Definition of Precipitation

From a meteorological perspective, precipitation encapsulates the descent of water droplets or ice crystals from the atmosphere, making their journey to the Earth's surface. The term is comprehensive, including multiple weather phenomena, namely rain, snow, sleet, hail, and a variety of hydrometeors. The origin of precipitation can be traced to atmospheric water vapor condensation, which leads to droplet or crystal growth and their eventual gravitational fall.

Types of Precipitation

Rain: Rain is the act of liquid droplets descending from atmospheric clouds. Typically, this form of precipitation occurs when temperatures exceed the freezing mark, and it can display various intensities, from a gentle drizzle to an intense downpour.

Snow: Representing the solid state of precipitation, snow is the fall of ice crystals from clouds when temperatures are below freezing. The snow that gathers on the Earth's surface can become both a potential hazard and a source of winter leisure activities.

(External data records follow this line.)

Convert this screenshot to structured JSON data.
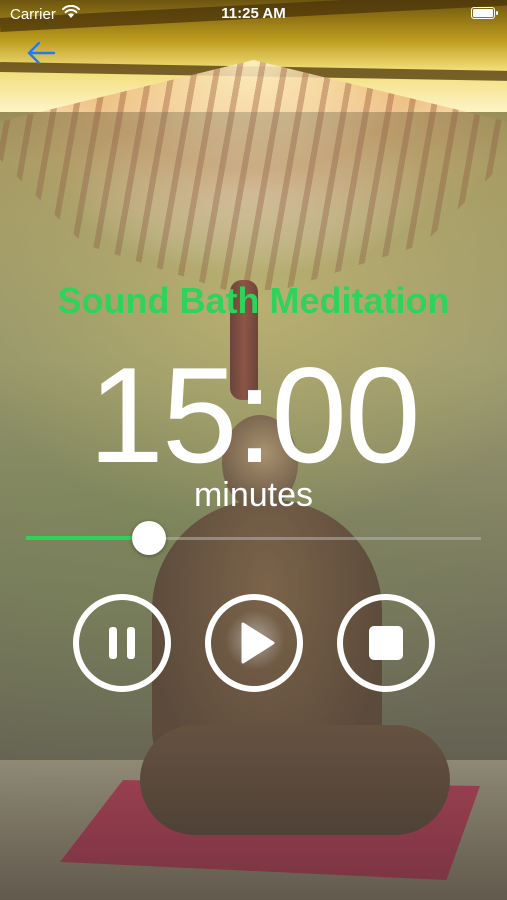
{
  "status_bar": {
    "carrier": "Carrier",
    "time": "11:25 AM"
  },
  "nav": {
    "back_icon": "back-arrow-icon",
    "accent_color": "#1f7cf2"
  },
  "main": {
    "title": "Sound Bath Meditation",
    "title_color": "#2fd25a",
    "timer": "15:00",
    "unit": "minutes",
    "slider": {
      "value_fraction": 0.27,
      "fill_color": "#2fd25a"
    },
    "controls": [
      {
        "icon": "pause-icon"
      },
      {
        "icon": "play-icon"
      },
      {
        "icon": "stop-icon"
      }
    ]
  }
}
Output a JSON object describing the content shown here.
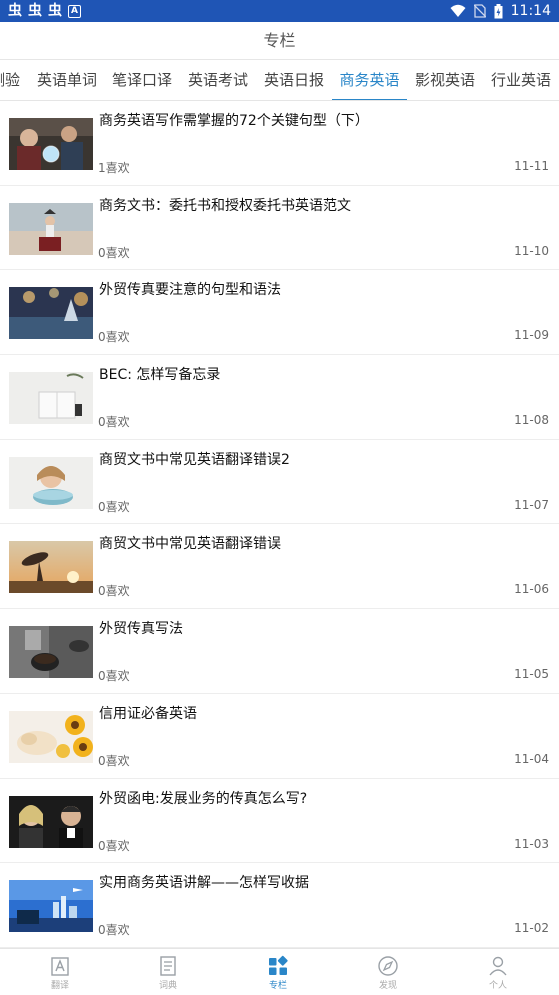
{
  "status_bar": {
    "app_icons": [
      "虫",
      "虫",
      "虫"
    ],
    "a_badge": "A",
    "time": "11:14"
  },
  "header": {
    "title": "专栏"
  },
  "tabs": [
    {
      "label": "测验"
    },
    {
      "label": "英语单词"
    },
    {
      "label": "笔译口译"
    },
    {
      "label": "英语考试"
    },
    {
      "label": "英语日报"
    },
    {
      "label": "商务英语",
      "active": true
    },
    {
      "label": "影视英语"
    },
    {
      "label": "行业英语"
    }
  ],
  "articles": [
    {
      "title": "商务英语写作需掌握的72个关键句型（下）",
      "likes": "1喜欢",
      "date": "11-11",
      "thumb": "children-crystal-ball"
    },
    {
      "title": "商务文书：委托书和授权委托书英语范文",
      "likes": "0喜欢",
      "date": "11-10",
      "thumb": "child-on-suitcase"
    },
    {
      "title": "外贸传真要注意的句型和语法",
      "likes": "0喜欢",
      "date": "11-09",
      "thumb": "christmas-tree-bokeh"
    },
    {
      "title": "BEC: 怎样写备忘录",
      "likes": "0喜欢",
      "date": "11-08",
      "thumb": "notebook-desk"
    },
    {
      "title": "商贸文书中常见英语翻译错误2",
      "likes": "0喜欢",
      "date": "11-07",
      "thumb": "girl-with-bowl"
    },
    {
      "title": "商贸文书中常见英语翻译错误",
      "likes": "0喜欢",
      "date": "11-06",
      "thumb": "sunset-silhouette"
    },
    {
      "title": "外贸传真写法",
      "likes": "0喜欢",
      "date": "11-05",
      "thumb": "coffee-cups"
    },
    {
      "title": "信用证必备英语",
      "likes": "0喜欢",
      "date": "11-04",
      "thumb": "puppy-sunflowers"
    },
    {
      "title": "外贸函电:发展业务的传真怎么写?",
      "likes": "0喜欢",
      "date": "11-03",
      "thumb": "two-people-portrait"
    },
    {
      "title": "实用商务英语讲解——怎样写收据",
      "likes": "0喜欢",
      "date": "11-02",
      "thumb": "city-skyline"
    }
  ],
  "bottom_nav": [
    {
      "label": "翻译",
      "icon": "translate-icon"
    },
    {
      "label": "词典",
      "icon": "dictionary-icon"
    },
    {
      "label": "专栏",
      "icon": "column-icon",
      "active": true
    },
    {
      "label": "发现",
      "icon": "compass-icon"
    },
    {
      "label": "个人",
      "icon": "person-icon"
    }
  ],
  "colors": {
    "accent": "#2a86c8",
    "status_bar": "#1f55b5"
  }
}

Sleet: Known interchangeably as ice pellets, sleet comprises small, transparent ice balls. This type of precipitation transpires when raindrops undergo freezing before they hit the ground or when semi-melted snowflakes re-freeze during their passage through an air layer at freezing temperatures.

Hail: Hail is another solid form of precipitation, characterized by spherical or irregularly shaped ice masses, referred to as hailstones. Hail comes to life in turbulent thunderstorms with powerful updrafts, which transport water droplets into extremely cold regions of the storm. Here, droplets freeze and accumulate more layers of ice, progressively increasing in size.

Precipitation Formation Processes

Condensation: Condensation stands as the first step in the formation of precipitation. During this phase, cooling of atmospheric water vapor leads to its transition from a gas to either a liquid or solid state.

Cloud Formation: Clouds take form when air ascends, cools, and results in water vapor condensation onto microscopic airborne particles—possibly comprising dust or pollutants. This process initiates the formation of cloud droplets or ice crystals.

Coalescence and Ice Crystal Growth: In order to create precipitation, cloud droplets or ice crystals need to increase their size until they become heavy enough to fall to the ground. In warm clouds, this growth happens through coalescence—cloud droplets collide and unite into larger droplets. In cold clouds, ice crystal growth occurs through processes including vapor deposition and riming, where water droplets freeze onto existing ice crystals.

Factors Influencing Precipitation

Temperature: Temperature exerts significant influence on the form and intensity of precipitation. It determines the type of precipitation—rain, snow, or a mixture—and also defines the maximum moisture-holding capacity of the atmosphere.

Topography: Earth's topographical features have a profound impact on precipitation patterns. Mountains, for instance, can prompt air to ascend, cool, and condense, which results in increased precipitation on the windward side. On the contrary, the leeward side often receives reduced precipitation due to a rain shadow effect.

Atmospheric Circulation: Large-scale atmospheric circulation patterns, which include the movement of air masses and the positioning of weather systems, have a noteworthy effect on the timing and occurrence of precipitation. These patterns demonstrate seasonal changes and can be influenced by climatic events—El Niño and La Niña being prominent examples.

Measurement and Forecasting of Precipitation

Measurement Techniques: A variety of instruments, ranging from rain and snow gauges to weather radar and satellite imagery, are deployed to measure precipitation. The data derived from these instruments is invaluable for weather forecasting, water resource management, and climate research.

Weather Forecasting: Precise precipitation forecasts are crucial across numerous sectors including public safety, agriculture, and a range of economic sectors. Meteorologists employ computer models, observational data, and their expertise in atmospheric processes to predict the timing, location, and quantity of precipitation.

Quantitative Precipitation Forecasting (QPF) : Quantitative precipitation forecasting is a specialized segment of weather forecasting. It is focused on predicting the volume of precipitation that will occur over a specific area during a predetermined period. QPF holds considerable importance for flood forecasting, reservoir management, and irrigation planning.

Impacts of Precipitation

Water Cycle: Precipitation plays a pivotal role in the Earth's water cycle, the unceasing cycle of water moving between the atmosphere, land, and oceans. By replenishing surface and groundwater sources, precipitation assists in maintaining the balance of the Earth's ecosystems.

Agriculture: Precipitation directly impacts agriculture, as crops necessitate particular amounts of water for effective growth. Insufficient precipitation can cause drought and crop failure, while an excess can result in detrimental floods.

Floods and Droughts: Extremes in precipitation, which include intense rainfall events and extended durations of minimal or no rainfall, can instigate floods and droughts. These events can pose serious threats to human safety, property, infrastructure, and ecosystems.

Weather-Related Hazards: Numerous weather-related hazards, among them flash floods, landslides, avalanches, and ice storms, often have ties to precipitation. These hazards pose a risk to public safety and can cause widespread damage to property and infrastructure.
Updated: May 24, 2023
Published by: Weather Atlas | About Us